# WORK TO BE COMPLETED
The records below are to be duplicated character for character.

# AVAILABLE DATA
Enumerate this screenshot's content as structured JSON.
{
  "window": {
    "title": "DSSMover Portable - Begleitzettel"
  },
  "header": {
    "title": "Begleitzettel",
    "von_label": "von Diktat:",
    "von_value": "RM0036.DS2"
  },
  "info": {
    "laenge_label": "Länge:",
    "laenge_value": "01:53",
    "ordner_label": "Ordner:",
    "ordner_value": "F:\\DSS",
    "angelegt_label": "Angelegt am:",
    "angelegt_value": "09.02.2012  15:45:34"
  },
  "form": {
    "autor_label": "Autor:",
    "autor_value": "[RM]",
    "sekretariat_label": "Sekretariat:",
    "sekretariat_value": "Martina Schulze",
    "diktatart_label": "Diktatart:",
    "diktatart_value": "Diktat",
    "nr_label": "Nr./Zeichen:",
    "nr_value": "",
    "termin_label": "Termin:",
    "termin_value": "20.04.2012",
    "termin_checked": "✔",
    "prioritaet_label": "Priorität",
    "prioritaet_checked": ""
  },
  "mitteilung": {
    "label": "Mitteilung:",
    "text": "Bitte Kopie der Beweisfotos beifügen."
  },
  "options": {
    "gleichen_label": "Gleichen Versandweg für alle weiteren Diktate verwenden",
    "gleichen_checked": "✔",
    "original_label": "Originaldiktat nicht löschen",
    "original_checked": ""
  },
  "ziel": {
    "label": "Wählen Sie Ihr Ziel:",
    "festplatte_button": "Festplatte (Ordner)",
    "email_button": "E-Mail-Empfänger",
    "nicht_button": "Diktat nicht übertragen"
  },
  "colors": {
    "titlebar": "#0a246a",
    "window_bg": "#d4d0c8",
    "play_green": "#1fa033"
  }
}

# EXPECTED ANSWER
Enumerate this screenshot's content as structured JSON.
{
  "window": {
    "title": "DSSMover Portable - Begleitzettel"
  },
  "header": {
    "title": "Begleitzettel",
    "von_label": "von Diktat:",
    "von_value": "RM0036.DS2"
  },
  "info": {
    "laenge_label": "Länge:",
    "laenge_value": "01:53",
    "ordner_label": "Ordner:",
    "ordner_value": "F:\\DSS",
    "angelegt_label": "Angelegt am:",
    "angelegt_value": "09.02.2012  15:45:34"
  },
  "form": {
    "autor_label": "Autor:",
    "autor_value": "[RM]",
    "sekretariat_label": "Sekretariat:",
    "sekretariat_value": "Martina Schulze",
    "diktatart_label": "Diktatart:",
    "diktatart_value": "Diktat",
    "nr_label": "Nr./Zeichen:",
    "nr_value": "",
    "termin_label": "Termin:",
    "termin_value": "20.04.2012",
    "termin_checked": "✔",
    "prioritaet_label": "Priorität",
    "prioritaet_checked": ""
  },
  "mitteilung": {
    "label": "Mitteilung:",
    "text": "Bitte Kopie der Beweisfotos beifügen."
  },
  "options": {
    "gleichen_label": "Gleichen Versandweg für alle weiteren Diktate verwenden",
    "gleichen_checked": "✔",
    "original_label": "Originaldiktat nicht löschen",
    "original_checked": ""
  },
  "ziel": {
    "label": "Wählen Sie Ihr Ziel:",
    "festplatte_button": "Festplatte (Ordner)",
    "email_button": "E-Mail-Empfänger",
    "nicht_button": "Diktat nicht übertragen"
  },
  "colors": {
    "titlebar": "#0a246a",
    "window_bg": "#d4d0c8",
    "play_green": "#1fa033"
  }
}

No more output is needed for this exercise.